CNBC's Wilfred Frost is retired, and Landon Dowdy makes over half a million running her own business. Those are some of the conclusions drawn by Twitter's newly available demographic inferences, which are based on behaviors outside of the social media site.

In May, Twitter made some updates to their user data controls and privacy settings. The changes were designed to give users more access to their information, and more control over how it's used, the company said in a blog post. In essence, the changes allowed users to see how Twitter and its advertisers had been categorizing them based on their social media usage and other, often offline, behaviors.

You can find out and edit what Twitter knows about you in the "Your Twitter Data" section of your account's settings section. It's broken down into two parts: what Twitter gleans about you from your use of the social media site and what it's "partners" know about you. That's based on what you do off the site, like making online purchases attached to your email address, and offline behavior like in-store purchases.

It's that third-party data that users often find speculative or at worst, flat-out wrong. CNBC's Eric Chemi checked in with some of the network's on-air talent to see where Twitter's partners fell short on their inferences.

Driven by ad dollars

Twitter having your age or income wrong may not seem like a big deal, but it means that advertisers who want to appeal to a specific demographic are paying big bucks to serve ads to exactly the wrong people. With this change, Twitter hopes users will adjust the settings so they're more accurate — "self-declared data," in ad-speak — thus improving their ad-targeting.

"By surfacing this information, we're going above and beyond what other companies provide and give people the ability to review and edit their data, or opt out in a single click," said Dan Jackson, a Twitter representative. "This gives people on Twitter industry-leading control over their information and how it's used."

One of the reasons behind Twitter's new policy is to be more open with users, the company told CNBC, but experts say the change also benefits the company financially.

"It's no secret that they're struggling," said Jordan Cohen, CMO of Fluent, a data-driven marketing firm. Twitter's ad revenue was $473.8 million in the first quarter of 2017, the company said in filings. That's down 11 percent from the previous year.

Worldwide digital ad spending is expected to hit $224 billion in 2017, according to research firm eMarketer. Facebook and Google will take in about half of that, and Twitter is likely to get just $2.3 billion, about 1 percent. Twitter, and its investors, are anxious to increase that share, according to the Associated Press.

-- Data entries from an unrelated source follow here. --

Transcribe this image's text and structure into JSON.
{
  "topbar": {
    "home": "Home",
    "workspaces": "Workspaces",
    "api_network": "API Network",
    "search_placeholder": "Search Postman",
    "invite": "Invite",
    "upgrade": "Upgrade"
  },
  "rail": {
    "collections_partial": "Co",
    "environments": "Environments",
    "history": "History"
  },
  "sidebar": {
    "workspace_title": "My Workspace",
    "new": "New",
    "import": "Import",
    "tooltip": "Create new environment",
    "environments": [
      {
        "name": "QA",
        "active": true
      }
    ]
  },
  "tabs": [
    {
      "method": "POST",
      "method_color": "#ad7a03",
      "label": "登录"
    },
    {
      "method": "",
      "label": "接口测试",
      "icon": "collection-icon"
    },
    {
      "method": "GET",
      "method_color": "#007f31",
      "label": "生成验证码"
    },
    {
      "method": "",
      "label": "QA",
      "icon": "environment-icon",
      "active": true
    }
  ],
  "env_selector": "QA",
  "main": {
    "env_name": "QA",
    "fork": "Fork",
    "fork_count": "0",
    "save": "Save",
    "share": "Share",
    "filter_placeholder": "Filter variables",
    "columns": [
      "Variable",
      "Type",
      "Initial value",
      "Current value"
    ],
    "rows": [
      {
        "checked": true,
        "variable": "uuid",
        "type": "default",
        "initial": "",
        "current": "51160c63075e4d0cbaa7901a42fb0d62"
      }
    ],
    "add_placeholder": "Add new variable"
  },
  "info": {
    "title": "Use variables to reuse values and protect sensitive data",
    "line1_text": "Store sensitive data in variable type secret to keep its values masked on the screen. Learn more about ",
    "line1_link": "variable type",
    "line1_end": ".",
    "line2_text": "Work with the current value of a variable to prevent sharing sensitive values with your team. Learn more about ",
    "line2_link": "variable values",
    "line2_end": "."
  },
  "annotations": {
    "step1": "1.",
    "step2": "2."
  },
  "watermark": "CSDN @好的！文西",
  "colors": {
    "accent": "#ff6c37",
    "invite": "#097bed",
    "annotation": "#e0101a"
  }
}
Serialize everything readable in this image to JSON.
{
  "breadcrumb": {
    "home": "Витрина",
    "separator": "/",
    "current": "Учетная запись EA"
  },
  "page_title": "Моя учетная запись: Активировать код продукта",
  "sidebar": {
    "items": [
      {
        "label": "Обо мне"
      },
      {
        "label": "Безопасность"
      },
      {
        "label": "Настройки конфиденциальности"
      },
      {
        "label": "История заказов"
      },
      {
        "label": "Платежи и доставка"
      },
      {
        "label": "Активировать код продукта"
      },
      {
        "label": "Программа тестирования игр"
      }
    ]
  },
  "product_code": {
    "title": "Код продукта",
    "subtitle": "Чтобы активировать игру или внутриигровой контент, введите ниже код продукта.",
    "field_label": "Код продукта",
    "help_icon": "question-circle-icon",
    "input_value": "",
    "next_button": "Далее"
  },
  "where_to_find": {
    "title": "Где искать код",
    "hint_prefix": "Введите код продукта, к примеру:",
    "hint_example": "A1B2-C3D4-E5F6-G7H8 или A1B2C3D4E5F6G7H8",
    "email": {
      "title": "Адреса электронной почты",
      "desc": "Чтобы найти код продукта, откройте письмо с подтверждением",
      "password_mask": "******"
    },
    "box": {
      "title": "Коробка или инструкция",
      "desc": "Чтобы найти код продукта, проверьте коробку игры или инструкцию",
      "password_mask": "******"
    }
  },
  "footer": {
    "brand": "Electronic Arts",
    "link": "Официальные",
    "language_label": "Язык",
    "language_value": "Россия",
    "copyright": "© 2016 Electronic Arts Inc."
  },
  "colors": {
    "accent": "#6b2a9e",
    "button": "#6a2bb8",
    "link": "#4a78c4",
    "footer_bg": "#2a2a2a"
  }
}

At the time time, Twitter's daily active users in the first quarter were up 14 percent over the previous year. In a May 26 research note, analysts from BTIG said it would take a few quarters for the surge in users and engagement to translate into advertising dollars.

Bigger isn't smarter

If you look through your account's privacy settings, you'll likely notice that the "interests from Twitter" section is pretty accurate. That's based largely on your Twitter usage, and is often correct, according to CNBC's analysis.

Then there's the "interests from partners" section, where Twitter shows you what it's partners — companies like Datalogix, Acxiom and Epsilon — have gathered about you based on those other behaviors. Using that data, users are sorted into groups, or "audiences," for advertisers.

It's important to note too that Twitter isn't the only company that categorizes users like that: Both Facebook and Google also allow users to see what categories they use to target them with ads.

The trouble for advertisers is that's often inaccurate, as CNBC's informal study showed. Although Twitter's representative declined to comment on the errors in the "interests from partners" section, marketers have questioned the quality of third-party data for years.

An experiment from 2014 by media-buying agency Mediasmith showed that many data-targeting tools were "useless," according to the Wall Street Journal. And even with expanded data availability and increasingly sophisticated ways to slice that data, it hasn't gotten much better, some experts say.

"Bigger data isn't necessarily smarter data," Cohen said. "There's been a deluge of big data and most marketers are drowning in it."